Sunday, November 13, 2011

The Five Dysfunctions of a Team

“Not finance. Not strategy. Not technology. It is teamwork that remains the ultimate competitive advantage, both because it is so powerful and so rare.”
The Staff
Jeff Shanley – former CEO, now head of business development, a natural networker who was effective at raising money and recruiting talent, but management was a different story.

Michele “Mikey” Bebe – head of marketing, known as a brand building genius, but the least popular person on the Decision Tech team.

Martin Gilmore – head of engineering and the designer of the Decision Tech flagship product. His lack of engagement had become an irritation to the others on the team.

Jeff Rollins (JR) – a prototypical sales person who rarely followed through on commitments.

Carlos Amador – a very engaged, thoughtful contributor. Though his customer support role was not “fully developed,” he took responsibility for product quality.

Jan Mersino – as CFO, she was a key player at DecisionTech – a company with plans to go public.

Nick Farrell – his undefined role didn’t match his impressive title – COO. Given the company’s slow start, he had little meaningful day to day work. He saw himself as the only executive on the team with the ability to take over the CEO role.

Part 1 – Underachievement

- What were the main weaknesses that Kathryn immediately noticed with her new team?  How would you describe a typical meeting at DecisionTech before Kathryn’s arrival?

- What are the characteristics and qualities of a “good” and effective meeting?  How can we make sure we have “good” and effective meetings here at our school?  

- Can you associate yourself or somebody you know with any of the characters presented thus far in the story?

Part 2 – Lighting the Fire

- Pg. 30 – Email versus face-face conversation – when is one okay and not the other?  Are you guilty of this?

- Pg. 44 – “Great teams do not hold back with one another; they are unafraid to air their dirty laundry. They admit their mistakes, their weaknesses, and their concerns without fear of reprisal?”  How do we create an environment where you can voice your concern without fear of reprisal?

- Pg. 65 – “It sounds like your strength and weakness are rooted in the same things.”  Do you agree with this statement, and if so, how can we use this information to our advantage?

- Pg. 79 – Revenue, expenses, new customer acquisition, current customer satisfaction, employee retention, market awareness, product quality were listed as the team’s “scoreboard.”  Is this applicable to education?  How often should we check the “scoreboard?”  Daily, monthly, biannually, annually……?

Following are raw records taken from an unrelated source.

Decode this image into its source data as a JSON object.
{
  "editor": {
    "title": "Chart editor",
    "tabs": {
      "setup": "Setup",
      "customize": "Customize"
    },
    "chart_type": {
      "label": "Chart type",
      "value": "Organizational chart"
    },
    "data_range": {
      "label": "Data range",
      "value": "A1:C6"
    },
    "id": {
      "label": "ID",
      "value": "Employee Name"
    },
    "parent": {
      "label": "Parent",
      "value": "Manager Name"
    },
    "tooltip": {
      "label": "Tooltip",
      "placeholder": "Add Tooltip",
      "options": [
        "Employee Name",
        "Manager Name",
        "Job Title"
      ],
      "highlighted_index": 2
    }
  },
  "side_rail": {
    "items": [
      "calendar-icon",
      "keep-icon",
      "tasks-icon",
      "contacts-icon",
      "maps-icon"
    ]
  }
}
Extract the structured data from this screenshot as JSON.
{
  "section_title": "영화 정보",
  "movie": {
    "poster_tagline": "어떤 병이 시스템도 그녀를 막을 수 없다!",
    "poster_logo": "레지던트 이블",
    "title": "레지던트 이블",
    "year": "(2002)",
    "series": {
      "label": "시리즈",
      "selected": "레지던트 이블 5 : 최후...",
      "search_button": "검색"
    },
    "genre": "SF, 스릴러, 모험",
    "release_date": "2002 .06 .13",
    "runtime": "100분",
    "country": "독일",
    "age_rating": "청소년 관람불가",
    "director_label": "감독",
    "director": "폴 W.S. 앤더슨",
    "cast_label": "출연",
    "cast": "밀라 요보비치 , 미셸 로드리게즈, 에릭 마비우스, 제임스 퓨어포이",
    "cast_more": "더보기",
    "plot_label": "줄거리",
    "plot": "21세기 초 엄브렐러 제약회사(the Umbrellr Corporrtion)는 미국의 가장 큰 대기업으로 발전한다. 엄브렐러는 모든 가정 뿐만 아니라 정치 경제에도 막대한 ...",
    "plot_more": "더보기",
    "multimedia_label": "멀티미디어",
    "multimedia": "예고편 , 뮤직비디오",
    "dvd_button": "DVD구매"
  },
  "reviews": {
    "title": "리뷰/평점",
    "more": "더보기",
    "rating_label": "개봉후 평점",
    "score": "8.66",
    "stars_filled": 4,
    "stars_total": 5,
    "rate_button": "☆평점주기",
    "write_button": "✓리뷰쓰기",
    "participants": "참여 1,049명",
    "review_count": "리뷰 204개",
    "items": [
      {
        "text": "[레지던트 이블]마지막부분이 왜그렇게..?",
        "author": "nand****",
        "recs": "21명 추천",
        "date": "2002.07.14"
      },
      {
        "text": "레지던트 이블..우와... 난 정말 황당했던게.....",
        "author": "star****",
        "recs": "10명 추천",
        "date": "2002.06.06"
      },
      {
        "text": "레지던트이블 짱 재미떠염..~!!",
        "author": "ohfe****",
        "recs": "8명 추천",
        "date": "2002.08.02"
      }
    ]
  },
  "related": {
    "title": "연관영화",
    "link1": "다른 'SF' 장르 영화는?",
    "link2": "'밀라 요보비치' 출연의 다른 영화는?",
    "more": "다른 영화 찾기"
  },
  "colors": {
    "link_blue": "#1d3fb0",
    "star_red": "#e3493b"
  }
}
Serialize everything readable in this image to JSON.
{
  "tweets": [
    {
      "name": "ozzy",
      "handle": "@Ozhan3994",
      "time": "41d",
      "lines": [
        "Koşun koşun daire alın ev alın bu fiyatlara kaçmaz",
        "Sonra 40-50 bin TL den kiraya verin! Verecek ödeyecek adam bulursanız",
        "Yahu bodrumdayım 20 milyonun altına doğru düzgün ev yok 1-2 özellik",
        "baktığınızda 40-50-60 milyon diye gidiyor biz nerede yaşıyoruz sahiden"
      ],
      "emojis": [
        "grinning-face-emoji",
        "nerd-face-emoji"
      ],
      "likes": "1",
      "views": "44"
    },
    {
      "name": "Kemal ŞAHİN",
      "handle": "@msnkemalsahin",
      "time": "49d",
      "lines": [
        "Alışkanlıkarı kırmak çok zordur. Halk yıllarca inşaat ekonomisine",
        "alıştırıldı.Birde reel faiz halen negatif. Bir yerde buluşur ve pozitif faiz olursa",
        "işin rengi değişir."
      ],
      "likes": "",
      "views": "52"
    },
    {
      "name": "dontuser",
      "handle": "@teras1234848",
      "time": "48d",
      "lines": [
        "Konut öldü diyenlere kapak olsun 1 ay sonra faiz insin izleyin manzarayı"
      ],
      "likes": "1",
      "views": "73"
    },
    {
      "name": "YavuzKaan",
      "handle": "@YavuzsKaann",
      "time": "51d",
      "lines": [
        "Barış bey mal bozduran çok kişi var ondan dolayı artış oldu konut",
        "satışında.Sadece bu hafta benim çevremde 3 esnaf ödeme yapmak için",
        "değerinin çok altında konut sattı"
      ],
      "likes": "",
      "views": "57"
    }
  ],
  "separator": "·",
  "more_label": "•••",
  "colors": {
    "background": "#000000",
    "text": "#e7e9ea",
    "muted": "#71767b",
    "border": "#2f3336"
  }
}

- Pg. 81 – “Your department cannot be doing well because the company is failing and if the company is failing then we are all failing and there is no way that we can justify the performance of our own department.”  Is this true in education?  Is this true at our school?

- Pg. 84 – “Could you start saying us and we instead of you?”

- Pg. 92 – “It’s the lack of conflict that’s a problem.”  Do we have conflict in our staff meetings?  PLC?

- Pg. 95 – “They just need to be heard, and to know that their input was considered and responded to.” Are your opinions and ideas heard?  How do we establish an open arena to discuss our ideas at our school?

Part 3 – Heavy Lifting

- Pg. 137 – “When a company (school) has a collection of good managers (teachers) who don’t act like a team, it can create a dilemma for them, and for the company (school).”  Do we have this at our school? In your department?

- Pg. 153-159 – What did you think about Mikey’s departure from DecisionTech?  How do we deal with somebody who is obviously good at their job, but detracts from the overall effectiveness of the team?

Part 4 – Traction

- Pg. 175 – At one of the last off-site visits Nick proclaimed that the biggest issue that needed to be addressed was the avoidance of accountability, which ultimately leads to low standards.  How do we prevent avoidance of accountability at our school?  Within our departments?  Within our classrooms? 

- How can we hold our colleagues more accountable without creating conflict?  Is it our job to hold our colleagues accountable?  If we are creating conflict for the betterment of the school is the conflict justified?

- What is your reaction to the idea that the larger the unit, the smaller the leadership team needs to be?  Do we have small leadership teams at our school?  Are these small leadership teams more effective than one overlapping leadership team?  Why or why not and how?

Do you see yourself as any of the characters presented in this book?  Can you still contribute to the success of your team even if you posses less than stellar team qualities? 

- What specific skills and strengths did Kathryn possess in developing the leadership team at DecisionTech?

- How do we develop the skills and strengths that Kathryn demonstrated for her team?……applicable to schools?

- How and why does a book like The Five Dysfunctions of a Team continue to be on the best seller-list after 7 years of being published?

- What were your key take away points from this book and why/how are they significant in your life or work?